* [Try it] Every single entry should be printed exactly.

BEGIN Dataset excerpts

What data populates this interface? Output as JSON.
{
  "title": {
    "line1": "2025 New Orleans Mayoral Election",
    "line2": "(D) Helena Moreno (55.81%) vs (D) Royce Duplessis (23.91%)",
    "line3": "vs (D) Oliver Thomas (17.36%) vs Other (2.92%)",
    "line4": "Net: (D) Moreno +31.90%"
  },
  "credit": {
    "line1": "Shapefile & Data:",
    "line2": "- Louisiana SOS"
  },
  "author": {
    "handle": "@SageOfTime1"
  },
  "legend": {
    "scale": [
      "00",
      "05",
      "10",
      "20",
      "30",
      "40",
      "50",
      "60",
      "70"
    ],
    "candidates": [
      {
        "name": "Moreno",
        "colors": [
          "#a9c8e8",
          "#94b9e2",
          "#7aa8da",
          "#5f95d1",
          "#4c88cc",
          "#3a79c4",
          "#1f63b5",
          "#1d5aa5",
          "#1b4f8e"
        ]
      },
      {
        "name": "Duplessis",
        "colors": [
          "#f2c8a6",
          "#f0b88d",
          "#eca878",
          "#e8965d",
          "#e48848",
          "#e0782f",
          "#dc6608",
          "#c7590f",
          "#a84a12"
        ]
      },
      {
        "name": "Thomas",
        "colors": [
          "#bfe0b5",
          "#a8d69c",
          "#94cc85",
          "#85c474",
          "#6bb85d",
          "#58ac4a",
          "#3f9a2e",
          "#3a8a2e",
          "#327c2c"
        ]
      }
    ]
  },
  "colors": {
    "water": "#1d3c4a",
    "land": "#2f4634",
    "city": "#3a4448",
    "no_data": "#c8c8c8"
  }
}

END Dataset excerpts

* [Task solution]
What data populates this interface? Output as JSON.
{
  "title": {
    "line1": "2025 New Orleans Mayoral Election",
    "line2": "(D) Helena Moreno (55.81%) vs (D) Royce Duplessis (23.91%)",
    "line3": "vs (D) Oliver Thomas (17.36%) vs Other (2.92%)",
    "line4": "Net: (D) Moreno +31.90%"
  },
  "credit": {
    "line1": "Shapefile & Data:",
    "line2": "- Louisiana SOS"
  },
  "author": {
    "handle": "@SageOfTime1"
  },
  "legend": {
    "scale": [
      "00",
      "05",
      "10",
      "20",
      "30",
      "40",
      "50",
      "60",
      "70"
    ],
    "candidates": [
      {
        "name": "Moreno",
        "colors": [
          "#a9c8e8",
          "#94b9e2",
          "#7aa8da",
          "#5f95d1",
          "#4c88cc",
          "#3a79c4",
          "#1f63b5",
          "#1d5aa5",
          "#1b4f8e"
        ]
      },
      {
        "name": "Duplessis",
        "colors": [
          "#f2c8a6",
          "#f0b88d",
          "#eca878",
          "#e8965d",
          "#e48848",
          "#e0782f",
          "#dc6608",
          "#c7590f",
          "#a84a12"
        ]
      },
      {
        "name": "Thomas",
        "colors": [
          "#bfe0b5",
          "#a8d69c",
          "#94cc85",
          "#85c474",
          "#6bb85d",
          "#58ac4a",
          "#3f9a2e",
          "#3a8a2e",
          "#327c2c"
        ]
      }
    ]
  },
  "colors": {
    "water": "#1d3c4a",
    "land": "#2f4634",
    "city": "#3a4448",
    "no_data": "#c8c8c8"
  }
}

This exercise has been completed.